ejfortin: many audio effects these days use 64 bit "double" internally (and FPU's mostly use even more bits internally for floating point operations), most hosts use 32 bit floats for all audio. There is a BIG difference between maximizers/limiters/... and normalization though. In general I think it's a REALLY bad idea to use any type of post-recording digital dynamics processing on "purist" field recordings. And, in general it's a really, really bad idea to make any kind of assumption about the internal signal-path bit-depth of signal processing applications.
yes, both wavelab and audacity can perform edits with 32 bit floating point accuracy. 32 bit floating point has nothing to do with the operating system, it is the software that makes the 32 bit floating point edits possible.
... it actually has very little to do with software and a lot with hardware.
It's been a few years, but I'll subscribe to the music-dsp mailinglist and ask the normalization question there.
I want to lay clipits of poems, speeches, etc. over a track I just made. Does anyone know a good place to get these? I've spent the last two hours doing web searches and looking on sites but I haven't found enough content!
I disagree. The internal bit rate of a plugin or level maximizer is never going to exceed 32 bit float. Using a level maximizer you risk unwanted compression that may occur if the threshold is set too low. The level maximizer uses multiplication to boost the signal, just like normalizing, but it also has the capability of compression if the signal hits the threshold. If we are looking for a good general rule of thumb to go by I would suggest that people stay away from level maximizers. Yes they make the signal loud, but this is accomplished at a cost. Some maximizers have a hidden expander or noise gate that make it seem like it is getting louder without introducing extra audible noise to the signal. This is what stomachache might be thinking of. Again, once this is done it is not possible for the end user to undo this function.
Anyone else want to put their two cents in on this? I welcome any other opinions to help create guidelines for people with questions on processed or unprocessed sounds for uploading.
thanks for the feedback - I'll keep it going! Going to a neuroscience lab next week to hear about their research into hearing.
My video site is a bit lame at the moment. TBH I'm still learning a lot about how it is encoded, not to mention the technique/art side of it! Apologies for lameness in video website, it will improve this year.
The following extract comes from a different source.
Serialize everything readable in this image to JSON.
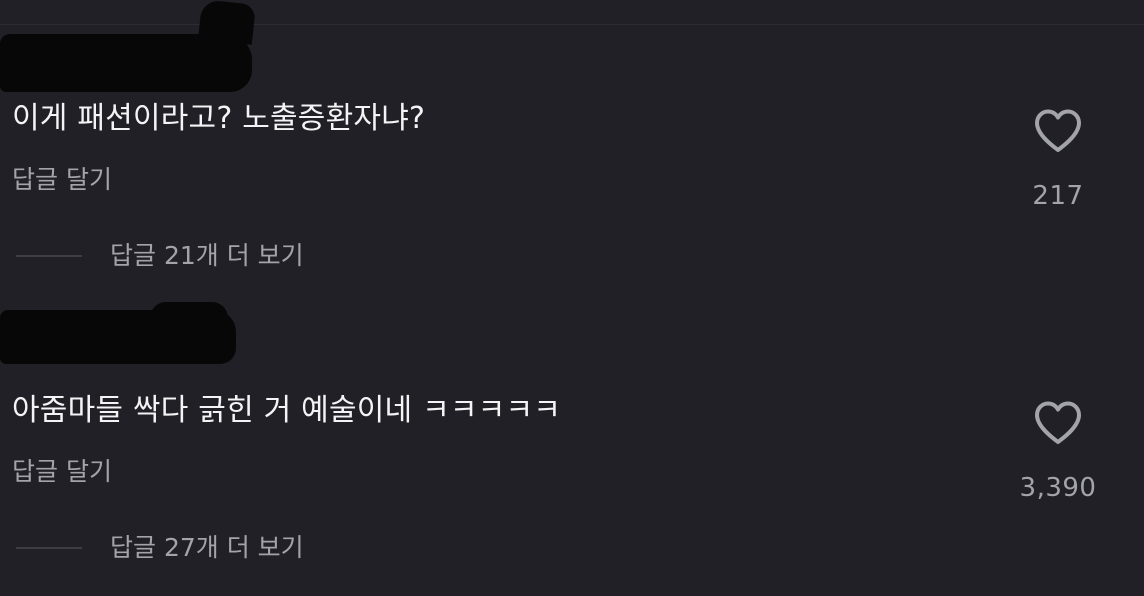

Please post your feedback on the blog comments!
Mr., you need to learn a little about the fundamentals of music or pitch:
Find one of these waveform picture with an good pixel resolution and I will give you the demonstration